Jockeys
Jockeys wearing masks kept their distance from each other

With another meeting at Gosforth Park on Tuesday, plus a card at Kempton as racing builds up to the first Classic on Saturday with the 2,000 Guineas at Newmarket, the pressure was on Newcastle to deliver.

“It is vital we got this right,” said Martin Cruddace, chief executive of racecourse owner Arena Racing Company.

“We are trailblazers for the sport and there is an incredible pressure, but it is a privilege as well and we are delighted it falls on us.

“It has been an amazing effort by everyone.”

The course’s efforts earned praise from British Horseracing Authority’s chief regulatory officer Brant Dunshea.

“We have had a few teething problems with some IT issues which were ironed out,” he said. “But the racecourse has done a fantastic job in how it has laid out the course. It is a very well secured site and we are very impressed with the facilities.

“It is important we learn from each day. In the current climate, we can’t be too careful.”

There was, though, pause to reflect on the death of December Second. The BHA, expressing its sadness, said: “Equine welfare has been an important consideration in our planning to return – for example, there have been limits placed on field sizes as part of the sport’s resumption of racing strategy.

“Racehorses have been able to continue to train and exercise during the lockdown and have been able to maintain their normal level of fitness, looked after by dedicated staff.

“Their safety has been an important consideration in our planning for return but it is impossible to remove risk altogether.”

‘Just to get playing again is a relief’ – snooker returns

Judd Trump
World champion Judd Trump played in the first snooker match on the sport’s return to action

As racing resumed at a near-deserted venue, there was the same eerie feeling in Milton Keynes as snooker returned to action behind closed doors.

The Championship League was the first sports event in the UK to be shown on free-to-air TV since the easing of restrictions – with an on-site hotel at the Marshall Arena allowing players to isolate before play.

World champion Judd Trump had to isolate for 18 hours after being given a Covid-19 test at 16:00 BST on Sunday. With Trump – along with the tournament’s seven other players and 35 staff working at the venue – returning a negative result, play began on Monday.

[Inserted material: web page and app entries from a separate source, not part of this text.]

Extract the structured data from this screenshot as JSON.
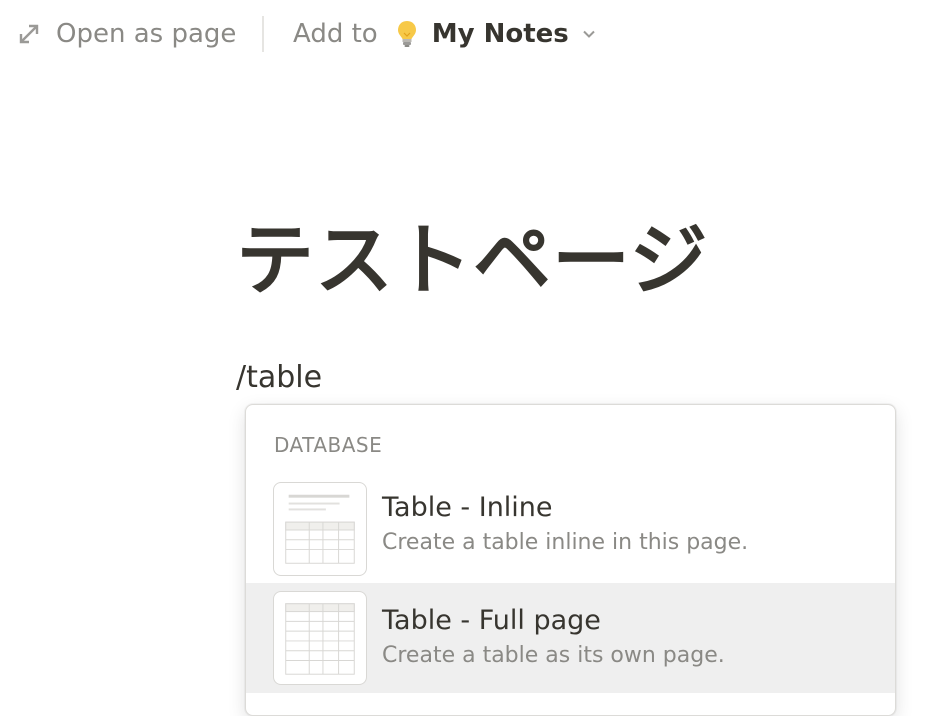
{
  "topbar": {
    "open_as_page": "Open as page",
    "add_to": "Add to",
    "workspace": "My Notes"
  },
  "page": {
    "title": "テストページ",
    "input_text": "/table"
  },
  "menu": {
    "section_label": "DATABASE",
    "items": [
      {
        "title": "Table - Inline",
        "description": "Create a table inline in this page.",
        "icon": "table-inline-icon",
        "selected": false
      },
      {
        "title": "Table - Full page",
        "description": "Create a table as its own page.",
        "icon": "table-full-page-icon",
        "selected": true
      }
    ]
  },
  "colors": {
    "text": "#37352f",
    "muted": "#8a8985",
    "selected_bg": "#efefef",
    "bulb": "#f7c948"
  }
}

Trump, who won his opening two matches, had to wear a face mask and adhere to social distancing guidelines – with players sitting two metres apart and barred from sharing equipment, such as rests and cue extensions.

The event was broadcast on ITV4, with presenter Jill Douglas and the pundits all working remotely from home.

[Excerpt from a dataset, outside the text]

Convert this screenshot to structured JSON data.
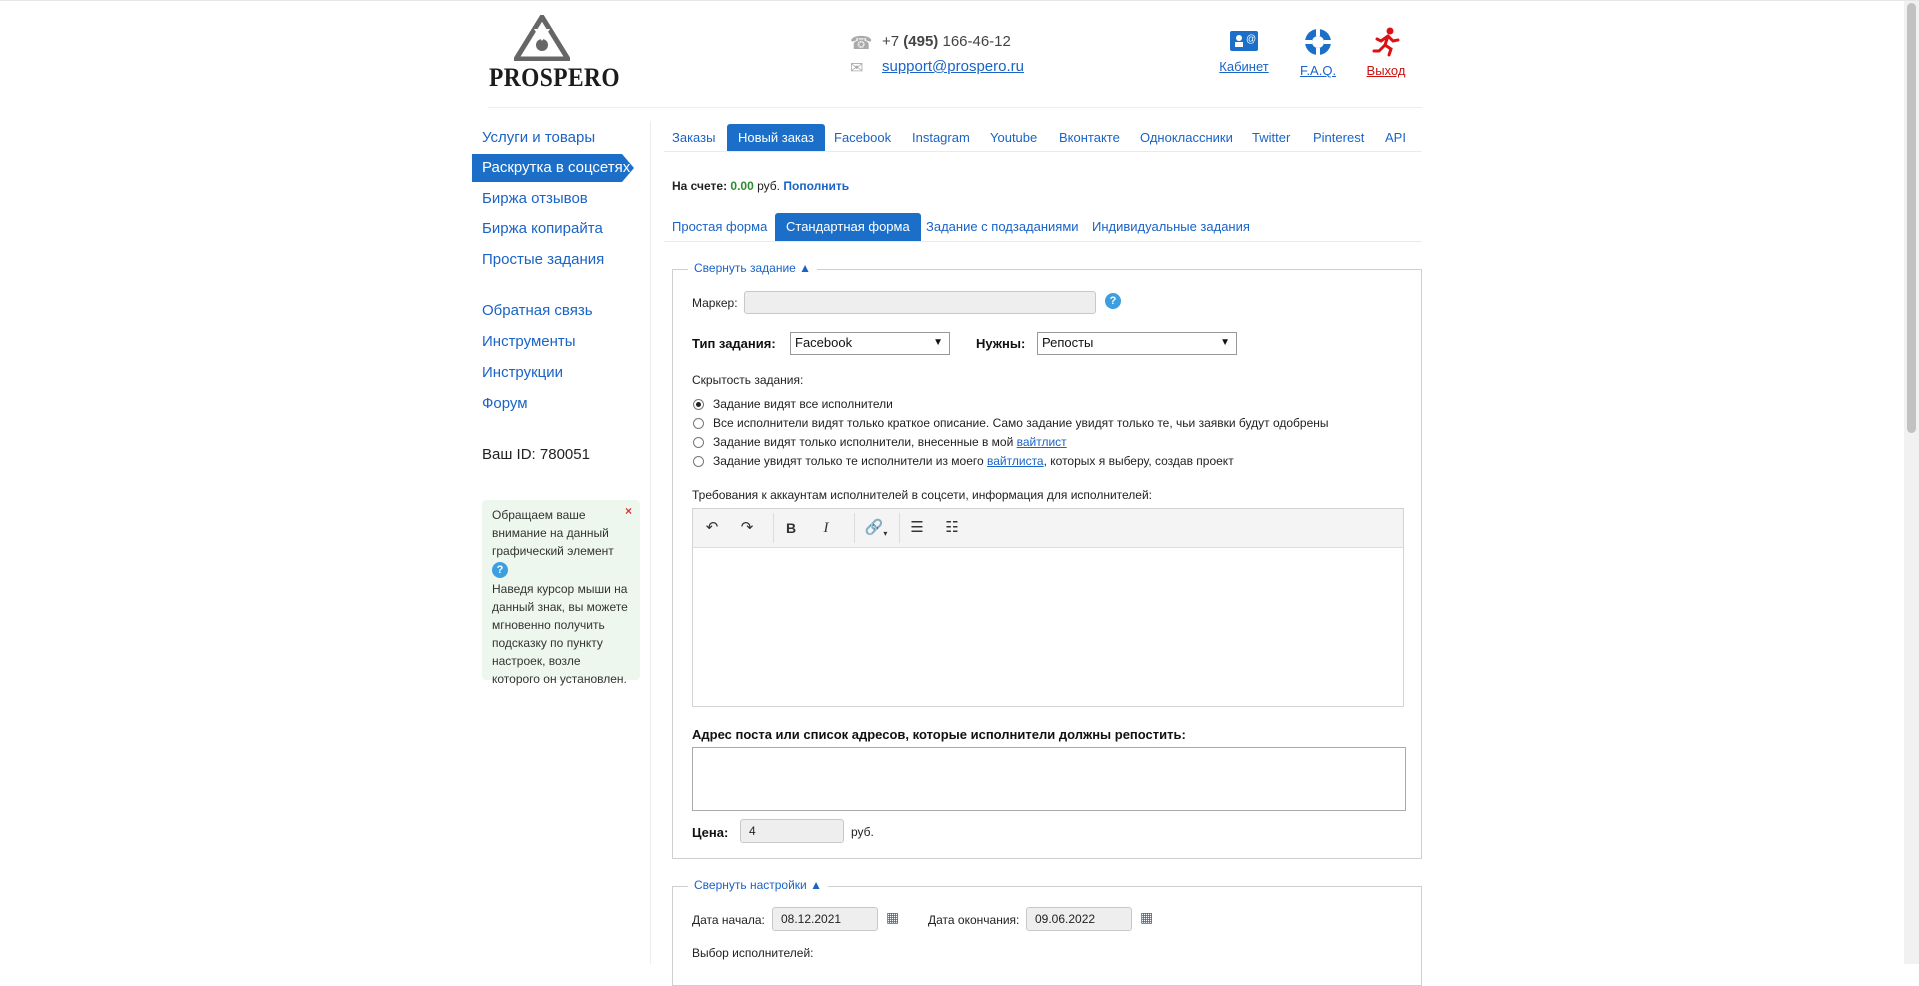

World number one Trump – and the rest of the snooker circuit – is getting used to a rejigged calendar; the season would normally end in May, at the conclusion of the World Championship, which is now set to start on 31 July.

Trump told BBC Sport: “In an ideal scenario, I would be on holiday somewhere now with another world crown. But for me, the last month was starting to get quite difficult, being stuck inside all the time.

“I played snooker whenever I could and tried to stay sharp but we are back now.

“Nothing is ideal and it is changing week on week – but just to be able to get to some kind of normality in playing snooker again is a nice relief.

“When you are playing out there, it takes your mind of things for a couple of hours and you can forget about anything else that is going on.”

Original Source